Well, there may be a couple of reasons. Your dog can experience dandruff just as you do, and the pyrithione zinc in this shampoo is the most effective treatment for the condition. But ZPT can treat other conditions as well as simple dandruff and dry skin.
Skin conditions in dogs are caused by either bacteria or yeast. Yeast is, of course, a fungus, and the ZPT found in Head and Shoulders is an effective antifungal agent.
Furthermore, according to groomers, this shampoo can even be used to treat that dreadful condition all pet owners fear, an infestation of fleas. Simply remember to leave the shampoo on for at least five minutes. Flea treatment often paralyzes the little buggers immediately, but you must be careful not to assume they are dead, and rinse off immediately. It will take the full five minutes to finish them off.
As mentioned before, care must be taken to protect your pet’s eyes during the process. Several products are available at the pet store, but be sure you buy one specifically for protection, and not simply to ease irritation after exposure.
Application of Head & Shoulders
Now that you’ve decided to bathe your dog, just how should you go about it?
- Well. the first step should be to brush him thoroughly. Start with a slicker brush, then move on to one with bristle to remove any mats.
- Next, prepare the tub, sink, or whatever you’re using by making sure it has a non-slippery surface. Just as you wouldn’t feel secure sliding around in your shower, your canine companion won’t feel comfortable if he’s losing his footing all the time.
- Now spray him down with warm water. A majority of dogs do not like to have their head wet down, so avoid spraying above the neck.
- After the animal is thoroughly wet, start lathering him up with about a quarter sized glob of Head and Shoulders, working in into a nice froth, avoiding the face.

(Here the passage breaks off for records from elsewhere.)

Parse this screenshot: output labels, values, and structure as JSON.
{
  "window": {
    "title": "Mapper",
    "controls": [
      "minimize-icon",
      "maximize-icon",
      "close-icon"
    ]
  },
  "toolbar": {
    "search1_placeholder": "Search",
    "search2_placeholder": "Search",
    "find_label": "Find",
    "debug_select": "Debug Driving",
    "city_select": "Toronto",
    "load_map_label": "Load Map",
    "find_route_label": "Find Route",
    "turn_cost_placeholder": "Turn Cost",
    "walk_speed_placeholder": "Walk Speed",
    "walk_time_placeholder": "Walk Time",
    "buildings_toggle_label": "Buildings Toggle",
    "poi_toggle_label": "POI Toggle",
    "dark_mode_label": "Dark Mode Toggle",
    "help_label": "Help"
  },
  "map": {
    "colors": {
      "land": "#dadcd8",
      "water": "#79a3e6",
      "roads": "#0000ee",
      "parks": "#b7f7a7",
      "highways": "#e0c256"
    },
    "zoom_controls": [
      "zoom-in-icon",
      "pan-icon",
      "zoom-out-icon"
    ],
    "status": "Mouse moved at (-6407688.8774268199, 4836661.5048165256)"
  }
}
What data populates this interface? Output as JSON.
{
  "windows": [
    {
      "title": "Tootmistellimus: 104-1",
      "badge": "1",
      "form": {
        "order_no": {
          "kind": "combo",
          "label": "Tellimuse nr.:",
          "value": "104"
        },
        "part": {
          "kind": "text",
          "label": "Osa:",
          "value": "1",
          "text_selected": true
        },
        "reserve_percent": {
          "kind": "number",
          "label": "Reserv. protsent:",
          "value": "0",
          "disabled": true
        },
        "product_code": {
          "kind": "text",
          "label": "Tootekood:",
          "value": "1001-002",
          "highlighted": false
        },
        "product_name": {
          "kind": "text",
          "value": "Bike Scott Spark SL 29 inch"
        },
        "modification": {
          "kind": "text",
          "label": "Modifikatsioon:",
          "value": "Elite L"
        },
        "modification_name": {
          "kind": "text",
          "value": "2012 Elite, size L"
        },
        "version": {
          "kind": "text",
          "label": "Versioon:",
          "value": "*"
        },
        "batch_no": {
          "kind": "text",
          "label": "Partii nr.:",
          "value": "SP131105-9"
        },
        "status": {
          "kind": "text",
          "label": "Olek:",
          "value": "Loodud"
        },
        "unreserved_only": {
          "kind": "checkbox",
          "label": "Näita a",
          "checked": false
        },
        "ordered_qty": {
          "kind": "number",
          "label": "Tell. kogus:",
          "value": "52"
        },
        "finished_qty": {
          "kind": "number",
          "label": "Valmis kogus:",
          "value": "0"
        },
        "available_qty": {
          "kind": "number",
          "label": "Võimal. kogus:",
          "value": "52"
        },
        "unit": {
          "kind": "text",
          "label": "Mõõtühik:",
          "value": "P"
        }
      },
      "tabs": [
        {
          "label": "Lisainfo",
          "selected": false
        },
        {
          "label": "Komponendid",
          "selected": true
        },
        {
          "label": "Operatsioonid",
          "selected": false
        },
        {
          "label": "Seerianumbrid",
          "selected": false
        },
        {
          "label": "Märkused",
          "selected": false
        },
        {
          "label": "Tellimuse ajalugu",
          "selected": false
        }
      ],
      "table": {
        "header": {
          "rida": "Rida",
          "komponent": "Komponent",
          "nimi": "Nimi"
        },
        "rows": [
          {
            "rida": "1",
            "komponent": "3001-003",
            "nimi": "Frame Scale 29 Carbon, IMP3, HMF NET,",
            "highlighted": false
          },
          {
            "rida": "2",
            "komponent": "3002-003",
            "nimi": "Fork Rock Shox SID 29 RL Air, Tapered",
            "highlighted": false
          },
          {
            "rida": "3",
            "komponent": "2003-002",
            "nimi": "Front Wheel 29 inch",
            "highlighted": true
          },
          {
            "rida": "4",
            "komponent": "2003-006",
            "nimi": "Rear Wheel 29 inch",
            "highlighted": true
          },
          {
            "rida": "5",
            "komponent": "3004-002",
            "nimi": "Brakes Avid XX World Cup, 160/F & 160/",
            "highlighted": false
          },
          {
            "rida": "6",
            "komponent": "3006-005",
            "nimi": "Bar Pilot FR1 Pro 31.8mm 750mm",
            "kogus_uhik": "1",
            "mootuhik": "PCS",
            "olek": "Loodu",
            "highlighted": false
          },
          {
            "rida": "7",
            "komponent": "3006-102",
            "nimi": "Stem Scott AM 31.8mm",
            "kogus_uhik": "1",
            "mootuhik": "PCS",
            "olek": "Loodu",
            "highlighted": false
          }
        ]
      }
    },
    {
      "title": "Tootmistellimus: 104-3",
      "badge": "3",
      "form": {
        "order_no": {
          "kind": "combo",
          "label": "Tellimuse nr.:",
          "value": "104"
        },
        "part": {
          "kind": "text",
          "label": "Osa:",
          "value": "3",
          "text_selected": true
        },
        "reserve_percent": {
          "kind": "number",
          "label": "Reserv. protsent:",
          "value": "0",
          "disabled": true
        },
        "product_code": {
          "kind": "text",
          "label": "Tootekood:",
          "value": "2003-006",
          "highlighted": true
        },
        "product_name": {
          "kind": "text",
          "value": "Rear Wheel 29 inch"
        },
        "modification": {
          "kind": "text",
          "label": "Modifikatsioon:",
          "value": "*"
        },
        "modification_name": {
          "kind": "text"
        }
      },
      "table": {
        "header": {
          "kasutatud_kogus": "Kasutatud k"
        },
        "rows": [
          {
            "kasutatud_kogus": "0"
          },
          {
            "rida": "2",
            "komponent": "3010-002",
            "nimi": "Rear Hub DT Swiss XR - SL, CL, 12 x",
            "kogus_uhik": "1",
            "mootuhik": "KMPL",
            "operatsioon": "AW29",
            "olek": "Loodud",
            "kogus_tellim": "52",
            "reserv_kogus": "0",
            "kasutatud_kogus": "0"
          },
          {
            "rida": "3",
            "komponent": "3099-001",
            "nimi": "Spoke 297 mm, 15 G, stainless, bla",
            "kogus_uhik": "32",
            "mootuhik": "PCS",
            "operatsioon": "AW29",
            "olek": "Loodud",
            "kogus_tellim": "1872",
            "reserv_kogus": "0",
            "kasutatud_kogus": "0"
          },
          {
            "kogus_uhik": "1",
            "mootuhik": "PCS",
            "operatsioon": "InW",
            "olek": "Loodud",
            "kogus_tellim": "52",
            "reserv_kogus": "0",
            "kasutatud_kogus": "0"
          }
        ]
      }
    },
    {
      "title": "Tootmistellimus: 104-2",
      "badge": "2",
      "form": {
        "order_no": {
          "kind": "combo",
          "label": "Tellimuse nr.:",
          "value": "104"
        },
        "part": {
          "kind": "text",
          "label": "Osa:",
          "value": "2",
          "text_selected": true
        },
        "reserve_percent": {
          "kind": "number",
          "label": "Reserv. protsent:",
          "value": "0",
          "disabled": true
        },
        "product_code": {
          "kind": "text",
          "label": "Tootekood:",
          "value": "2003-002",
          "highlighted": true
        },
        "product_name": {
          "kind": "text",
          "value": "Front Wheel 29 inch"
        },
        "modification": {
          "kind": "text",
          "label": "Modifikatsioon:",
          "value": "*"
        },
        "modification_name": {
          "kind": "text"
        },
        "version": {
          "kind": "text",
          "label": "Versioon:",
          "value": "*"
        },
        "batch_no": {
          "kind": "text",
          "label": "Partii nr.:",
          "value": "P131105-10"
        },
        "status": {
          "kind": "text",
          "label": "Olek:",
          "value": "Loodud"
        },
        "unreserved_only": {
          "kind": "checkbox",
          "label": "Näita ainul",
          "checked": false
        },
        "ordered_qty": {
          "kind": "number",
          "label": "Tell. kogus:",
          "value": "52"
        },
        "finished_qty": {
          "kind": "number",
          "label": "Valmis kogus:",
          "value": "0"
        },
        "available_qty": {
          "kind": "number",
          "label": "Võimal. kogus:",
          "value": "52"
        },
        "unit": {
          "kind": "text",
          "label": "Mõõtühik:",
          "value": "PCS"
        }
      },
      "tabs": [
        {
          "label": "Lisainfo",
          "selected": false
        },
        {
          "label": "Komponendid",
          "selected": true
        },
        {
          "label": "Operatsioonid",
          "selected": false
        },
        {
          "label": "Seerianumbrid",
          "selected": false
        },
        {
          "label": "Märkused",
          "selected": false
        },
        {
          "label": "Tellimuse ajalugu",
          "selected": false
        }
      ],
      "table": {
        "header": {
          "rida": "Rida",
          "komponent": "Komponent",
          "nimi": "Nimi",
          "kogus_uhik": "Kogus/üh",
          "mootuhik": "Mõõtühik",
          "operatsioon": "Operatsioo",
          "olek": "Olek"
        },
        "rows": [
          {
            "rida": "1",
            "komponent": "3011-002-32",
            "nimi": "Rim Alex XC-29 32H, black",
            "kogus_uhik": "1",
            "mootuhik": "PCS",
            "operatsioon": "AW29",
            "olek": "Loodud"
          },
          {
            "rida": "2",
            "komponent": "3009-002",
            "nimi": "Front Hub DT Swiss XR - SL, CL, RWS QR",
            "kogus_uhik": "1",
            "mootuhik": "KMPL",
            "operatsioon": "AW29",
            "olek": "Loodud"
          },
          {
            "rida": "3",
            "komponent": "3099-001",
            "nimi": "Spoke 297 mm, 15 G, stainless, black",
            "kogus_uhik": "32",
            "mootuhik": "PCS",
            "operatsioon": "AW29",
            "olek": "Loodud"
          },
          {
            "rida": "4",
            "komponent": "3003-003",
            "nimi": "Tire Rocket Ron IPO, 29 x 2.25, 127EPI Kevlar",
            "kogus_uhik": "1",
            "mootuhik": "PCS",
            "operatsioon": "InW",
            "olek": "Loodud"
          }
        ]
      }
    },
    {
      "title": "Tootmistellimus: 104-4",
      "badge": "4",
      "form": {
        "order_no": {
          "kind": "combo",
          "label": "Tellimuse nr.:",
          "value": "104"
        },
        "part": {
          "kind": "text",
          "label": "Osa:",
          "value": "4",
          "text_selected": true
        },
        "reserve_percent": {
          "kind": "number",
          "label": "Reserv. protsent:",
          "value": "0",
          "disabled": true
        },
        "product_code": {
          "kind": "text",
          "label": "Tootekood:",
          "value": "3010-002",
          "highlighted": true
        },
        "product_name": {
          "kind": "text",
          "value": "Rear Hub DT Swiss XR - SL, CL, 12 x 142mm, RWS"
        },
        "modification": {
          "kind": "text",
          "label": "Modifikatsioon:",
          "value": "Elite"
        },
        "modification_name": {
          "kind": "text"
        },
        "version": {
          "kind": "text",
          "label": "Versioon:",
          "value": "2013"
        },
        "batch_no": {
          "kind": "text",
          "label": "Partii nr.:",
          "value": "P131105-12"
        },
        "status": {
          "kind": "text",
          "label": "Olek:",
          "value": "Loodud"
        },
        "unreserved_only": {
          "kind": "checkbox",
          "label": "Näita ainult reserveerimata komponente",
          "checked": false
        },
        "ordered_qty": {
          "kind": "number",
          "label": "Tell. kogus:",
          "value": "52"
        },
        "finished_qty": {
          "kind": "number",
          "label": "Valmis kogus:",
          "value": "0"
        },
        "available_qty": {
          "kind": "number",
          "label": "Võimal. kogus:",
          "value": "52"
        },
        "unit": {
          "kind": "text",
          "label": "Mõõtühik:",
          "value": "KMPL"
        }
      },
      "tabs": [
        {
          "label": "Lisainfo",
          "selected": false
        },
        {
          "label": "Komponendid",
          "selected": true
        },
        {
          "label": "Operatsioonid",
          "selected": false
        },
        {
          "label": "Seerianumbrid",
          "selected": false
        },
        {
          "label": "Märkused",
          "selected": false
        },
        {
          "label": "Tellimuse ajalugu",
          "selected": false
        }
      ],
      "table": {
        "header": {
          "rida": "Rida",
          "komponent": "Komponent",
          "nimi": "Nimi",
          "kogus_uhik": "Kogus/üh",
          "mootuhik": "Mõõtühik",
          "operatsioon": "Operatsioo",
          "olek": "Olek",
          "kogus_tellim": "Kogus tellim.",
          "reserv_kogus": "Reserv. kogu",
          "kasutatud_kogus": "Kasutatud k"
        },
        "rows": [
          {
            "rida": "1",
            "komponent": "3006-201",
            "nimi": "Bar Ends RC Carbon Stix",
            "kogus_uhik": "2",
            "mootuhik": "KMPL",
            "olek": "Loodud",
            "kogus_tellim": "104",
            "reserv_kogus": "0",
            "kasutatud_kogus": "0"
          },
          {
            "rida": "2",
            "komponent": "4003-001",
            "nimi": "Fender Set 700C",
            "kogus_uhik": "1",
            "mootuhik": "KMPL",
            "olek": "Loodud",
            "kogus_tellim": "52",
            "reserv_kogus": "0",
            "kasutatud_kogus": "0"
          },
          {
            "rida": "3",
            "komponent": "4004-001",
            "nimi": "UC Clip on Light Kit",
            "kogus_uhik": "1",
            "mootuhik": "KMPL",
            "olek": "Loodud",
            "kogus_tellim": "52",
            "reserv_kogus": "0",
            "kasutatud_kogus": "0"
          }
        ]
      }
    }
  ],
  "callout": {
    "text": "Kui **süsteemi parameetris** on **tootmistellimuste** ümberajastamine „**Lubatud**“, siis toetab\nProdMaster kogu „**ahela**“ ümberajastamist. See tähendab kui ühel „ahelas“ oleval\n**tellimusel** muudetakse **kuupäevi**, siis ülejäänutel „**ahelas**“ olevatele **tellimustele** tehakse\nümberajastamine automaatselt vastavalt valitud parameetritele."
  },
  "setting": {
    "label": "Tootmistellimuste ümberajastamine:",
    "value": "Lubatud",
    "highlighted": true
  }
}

- Dampen a piece of cloth and gently wipe his face to remove dirt and grime. Leave the lather on for about ten to fifteen minutes before rinsing thoroughly. And I do mean thoroughly. Any shampoo left in the fur will cause irritation to the skin and attract dirt and grime.
- Now, towel dry the excess water. If your four-legged friend will tolerate the noise of a blow dryer, give him a nice blowout. If not, let him run free to air dry, then brush with a stiff bristle brush for a shiny, mat-free coat.
You can repeat the treatment once a week for treatment of dandruff or dry skin, or two or three times a week for treatment of conditions such as seborrhea.
Every effort should be made to keep the animal comfortable in the bath, or they will not want to repeat the experience. Make sure your pet’s footing is secure by using a rubber mat or a towel. If they are particularly skittish, you may need a helper to hold and comfort them. You may even want to put cotton balls in his ears to protect against the incursion of unwanted water. Remember, the more comfortable your pet is with the experience, the less trouble you will have in repeating it.
Warning About the Use of Human Products!
But do you want to use human shampoo on a canine? Is this actually an intelligent idea?
Maybe, but maybe not. Human skin and dog skin are very different. For one thing, canine skin is much more sensitive, having only 3 to 5 layers of cells versus our own 10 to 15. And the pH balance is very different, too.
Human skin is more acidic, and human shampoos are pH balanced for our particular requirements.
Therefore, using human shampoos on your canine companion on a regular basis may cause damage to the protective layer, called the acid mantle, which covers all of us, human and dogs alike. If this layer is damaged, the skin is left vulnerable to infection and subsequent damage. You may actually cause more itching and flaking on your pooch by trying to treat the condition.
While it’s perfectly safe to use Head and Shoulders on your dog on occasion, and it should, indeed, help to treat certain skin conditions, for regular treatment it is advisable to use a product specially formulated for canines. This will ensure your pooch’s skin is protected as well as treated.